Patients with CRPS-I will undergo a study at the Department of Physical Medicine and Rehabilitation, Hand Rehabilitation Unit at the Medical Faculty of Ankara University. The purpose is to research the clinical effects of CRPS alternative treatments, specifically mirror therapy.
Patients will be split into two groups (the mirror group and control group). The mirror group will receive mirror therapy for 30 minutes per day in addition to routine treatment. Mirror therapy will include several different flexing exercises, as well as various object grasping activities according to the status of the patient’s hand functions. Each patient will undergo a total of 20 sessions.
Every patient participating in the study will be assessed before and immediately after the treatment, as well as one month after the trial. Each assessment will include pain severity, grip strength, lateral pinch strength, hand circumference measurements, hand dexterity, hand function in daily living activities, and health-related quality of life.
Investigations of pathophysiology of dystonia and CRPS
Dystonia is a movement disorder in which a person’s muscles contract uncontrollably. The purpose of this study is to understand why people with CRPS often develop dystonia, and if these reasons are different in people with focal hand dystonia.
This detailed study will require participants to either stay at the clinical center for five or six days or have several different outpatient visits.

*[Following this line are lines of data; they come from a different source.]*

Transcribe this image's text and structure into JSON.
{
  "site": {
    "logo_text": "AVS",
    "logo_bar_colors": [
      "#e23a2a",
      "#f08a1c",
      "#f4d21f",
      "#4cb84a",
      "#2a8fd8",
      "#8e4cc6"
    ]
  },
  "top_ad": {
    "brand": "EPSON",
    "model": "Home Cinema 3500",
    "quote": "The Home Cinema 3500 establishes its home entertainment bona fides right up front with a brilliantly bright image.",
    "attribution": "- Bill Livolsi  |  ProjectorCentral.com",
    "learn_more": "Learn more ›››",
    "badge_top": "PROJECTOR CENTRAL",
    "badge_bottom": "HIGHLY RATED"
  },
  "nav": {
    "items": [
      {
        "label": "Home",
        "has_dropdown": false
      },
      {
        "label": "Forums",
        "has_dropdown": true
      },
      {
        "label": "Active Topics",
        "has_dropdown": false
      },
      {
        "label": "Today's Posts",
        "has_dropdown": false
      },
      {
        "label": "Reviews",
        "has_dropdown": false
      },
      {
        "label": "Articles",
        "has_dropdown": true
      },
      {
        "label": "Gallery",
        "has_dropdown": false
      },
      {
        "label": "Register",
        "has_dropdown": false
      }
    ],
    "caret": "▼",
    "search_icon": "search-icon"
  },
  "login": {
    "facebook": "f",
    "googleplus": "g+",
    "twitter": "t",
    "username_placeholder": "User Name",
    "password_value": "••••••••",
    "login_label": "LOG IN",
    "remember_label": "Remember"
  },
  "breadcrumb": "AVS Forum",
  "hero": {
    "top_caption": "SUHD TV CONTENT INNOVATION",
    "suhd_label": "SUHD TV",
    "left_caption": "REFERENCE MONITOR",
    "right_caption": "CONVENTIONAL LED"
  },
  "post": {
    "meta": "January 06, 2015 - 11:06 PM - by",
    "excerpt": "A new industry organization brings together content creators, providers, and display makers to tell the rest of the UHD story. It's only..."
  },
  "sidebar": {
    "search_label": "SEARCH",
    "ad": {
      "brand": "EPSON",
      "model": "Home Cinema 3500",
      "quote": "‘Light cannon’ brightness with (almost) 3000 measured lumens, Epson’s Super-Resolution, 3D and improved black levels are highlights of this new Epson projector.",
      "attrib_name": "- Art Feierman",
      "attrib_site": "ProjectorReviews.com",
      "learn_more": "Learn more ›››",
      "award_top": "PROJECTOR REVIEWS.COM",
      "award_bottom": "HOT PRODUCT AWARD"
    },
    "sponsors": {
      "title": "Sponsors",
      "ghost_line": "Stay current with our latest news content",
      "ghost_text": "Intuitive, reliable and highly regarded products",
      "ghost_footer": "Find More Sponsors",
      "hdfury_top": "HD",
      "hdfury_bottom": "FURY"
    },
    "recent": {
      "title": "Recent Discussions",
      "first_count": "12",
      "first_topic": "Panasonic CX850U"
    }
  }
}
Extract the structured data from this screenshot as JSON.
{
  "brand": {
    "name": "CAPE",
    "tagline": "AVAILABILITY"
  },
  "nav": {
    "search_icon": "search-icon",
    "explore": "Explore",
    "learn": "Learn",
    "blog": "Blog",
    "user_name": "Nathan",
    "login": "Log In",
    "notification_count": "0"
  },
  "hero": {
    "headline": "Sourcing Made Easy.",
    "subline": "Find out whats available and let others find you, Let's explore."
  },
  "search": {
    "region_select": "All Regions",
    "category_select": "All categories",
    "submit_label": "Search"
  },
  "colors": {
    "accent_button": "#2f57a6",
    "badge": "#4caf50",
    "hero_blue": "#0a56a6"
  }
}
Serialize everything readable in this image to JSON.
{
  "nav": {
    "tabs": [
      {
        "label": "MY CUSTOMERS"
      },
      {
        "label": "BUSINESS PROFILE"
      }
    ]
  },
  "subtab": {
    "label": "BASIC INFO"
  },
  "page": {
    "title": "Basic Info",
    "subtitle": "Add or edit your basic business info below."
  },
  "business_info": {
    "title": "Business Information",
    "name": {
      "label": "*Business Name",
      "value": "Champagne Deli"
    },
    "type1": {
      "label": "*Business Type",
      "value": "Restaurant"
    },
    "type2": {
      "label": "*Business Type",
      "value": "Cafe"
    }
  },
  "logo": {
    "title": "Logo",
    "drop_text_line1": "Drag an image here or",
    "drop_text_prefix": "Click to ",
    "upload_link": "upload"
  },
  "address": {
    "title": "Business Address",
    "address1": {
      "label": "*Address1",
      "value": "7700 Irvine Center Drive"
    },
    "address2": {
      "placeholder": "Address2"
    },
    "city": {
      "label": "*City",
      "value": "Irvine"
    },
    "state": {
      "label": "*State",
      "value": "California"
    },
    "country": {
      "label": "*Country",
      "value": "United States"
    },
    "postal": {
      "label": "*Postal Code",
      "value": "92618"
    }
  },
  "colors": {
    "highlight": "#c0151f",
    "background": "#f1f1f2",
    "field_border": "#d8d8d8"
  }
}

During testing, participants in the study will undergo MRI scans and transcranial magnetic stimulation (TMS) sessions. Participants with the ability to determine two separate stimuli as different will be tested by using a weak electrical shock to their fingers. They will also be asked to feel small plastic domes with ridges.
Low-dose naltrexone treatment for CRPS
Stanford Medicine’s Systems Neuroscience and Pain Lab is conducting a study sponsored by the Reflex Sympathetic Dystrophy Syndrome Association (RSDSA).
They believe there is significant evidence to suggest that the FDA-approved drug naltrexone can effectively treat certain types of pain, fatigue, and sleep disorders (in low doses). This will be the first official study of the effectiveness of LDN as a CRPS treatment medication.
Participation will last 14 to 28 weeks and gives patients an opportunity to receive LDN treatment at no cost. The study will require up to five in-person visits to Stanford, as well as weekly questionnaires and daily pain scores.
Read more: https://med.stanford.edu/pain/snapl/current-studies/crps.html#about_the_study
Learn more about new treatments for CRPS
The medical field is always changing. New technology and breakthroughs come as a result of years-long studies and research. If you’re living with CRPS, the best way to learn more is to work with a pain specialist.
At Arizona Pain, our team stays up-to-date on CRPS news and cutting edge techniques in pain relief. We have extensive experience working with patients who are experiencing chronic pain from CRPS. Our comprehensive approach allows us to tackle your pain from every angle.
Contact us to find out how we can help alleviate your symptoms through new treatments for CRPS.